      • Diversion or Run-of-River – water channeled through canal NO DAM NEEDED
hydroelectric power
Hydroelectric power
  • Hydroelectric power = uses the kinetic energy of moving water to turn turbines and generate electricity
  • Storage technique = impoundments harness energy by storing water in reservoirs behind dams
    • Water passing through the dam turns turbines
  • Run-of-river approaches generates energy without greatly disrupting the flow of river water
hydroelectric power is widely used
Hydroelectric power is widely used
  • Hydropower accounts for 2.2% of the world’s energy supply
    • And 16% of the world’s electricity production
  • Nations with large rivers and economic resources have used dams
    • However, many countries have dammed their large rivers
    • People want some rivers left undammed
hydropower is clean and renewable
Hydropower is clean and renewable
  • Hydropower has two clear advantages over fossil fuels for producing electricity:
    • It is renewable: as long as precipitation fills rivers we can use water to turn turbines
    • It is clean: no carbon dioxide is emitted
  • Hydropower is efficient

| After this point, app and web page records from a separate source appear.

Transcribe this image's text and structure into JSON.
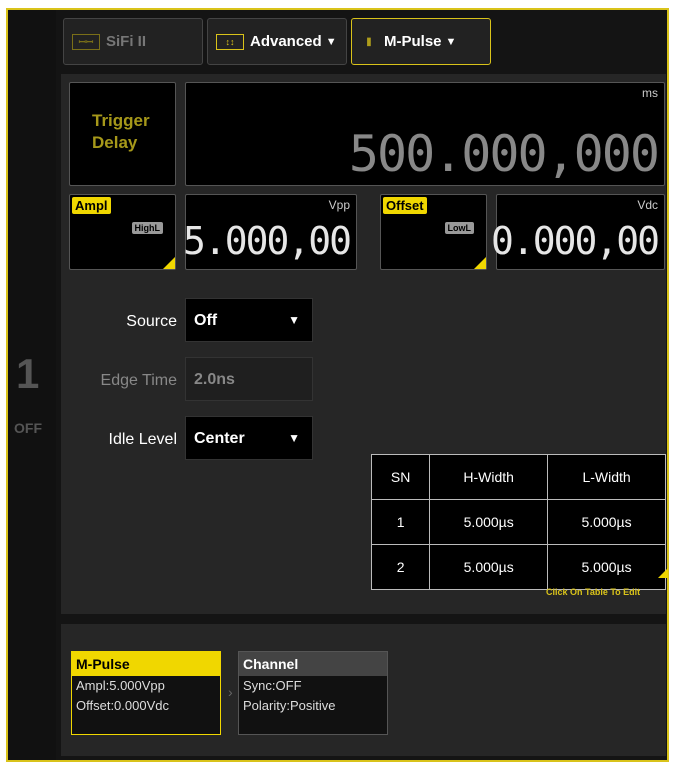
{
  "channel": {
    "number": "1",
    "state": "OFF"
  },
  "tabs": [
    {
      "label": "SiFi II",
      "icon": "sifi-icon",
      "caret": ""
    },
    {
      "label": "Advanced",
      "icon": "advanced-icon",
      "caret": "▼"
    },
    {
      "label": "M-Pulse",
      "icon": "m-pulse-icon",
      "caret": "▼"
    }
  ],
  "trigger_delay": {
    "label_line1": "Trigger",
    "label_line2": "Delay",
    "unit": "ms",
    "value": "500.000,000"
  },
  "ampl": {
    "badge": "Ampl",
    "sub": "HighL",
    "unit": "Vpp",
    "value": "5.000,00"
  },
  "offset": {
    "badge": "Offset",
    "sub": "LowL",
    "unit": "Vdc",
    "value": "0.000,00"
  },
  "settings": {
    "source": {
      "label": "Source",
      "value": "Off"
    },
    "edge_time": {
      "label": "Edge Time",
      "value": "2.0ns"
    },
    "idle_level": {
      "label": "Idle Level",
      "value": "Center"
    }
  },
  "table": {
    "headers": [
      "SN",
      "H-Width",
      "L-Width"
    ],
    "rows": [
      [
        "1",
        "5.000µs",
        "5.000µs"
      ],
      [
        "2",
        "5.000µs",
        "5.000µs"
      ]
    ],
    "hint": "Click On Table To Edit"
  },
  "summary": [
    {
      "title": "M-Pulse",
      "lines": [
        "Ampl:5.000Vpp",
        "Offset:0.000Vdc"
      ]
    },
    {
      "title": "Channel",
      "lines": [
        "Sync:OFF",
        "Polarity:Positive"
      ]
    }
  ],
  "colors": {
    "accent": "#f0d700",
    "frame": "#d9c31a",
    "background": "#141414"
  }
}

    • 10:1 EROI (Energy Return on Investment), as high as any modern-day energy source
hydropower has negative impacts
Hydropower has negative impacts
  • Damming rivers destroys habitats
    • Upstream areas are submerged
    • Downstream areas are starved of water
  • Natural flooding cycles are disrupted
  • Thermal pollution of downstream water
  • Periodic flushes of cold reservoir water can kill fish
  • Dams block passage of fish, fragmenting the river and reducing biodiversity
hydropower may not expand much more
Hydropower may not expand much more
  • China’s Three Gorges Dam is the world’s largest dam
  • Most of the world’s large rivers have already been dammed
  • People have grown aware of the ecological impact of dams
  • Developing nations will probably increase hydropower if they have rivers
three gorges dam
Three Gorges Dam
  • Three Gorges Dam Project
  • With limited fossil fuel supplies, nations are trying to diversify their energy portfolios
  • Nuclear power showed promise, but high costs and public fears stalled its growth
  • Biomass energy sources include traditional wood and newer biofuels
  • Methane hydrates are potentially a huge reservoir, but uncontrolled release may result in environmental disaster
  • Hydropower is a renewable, pollution-free alternative, but it can involve substantial ecological impacts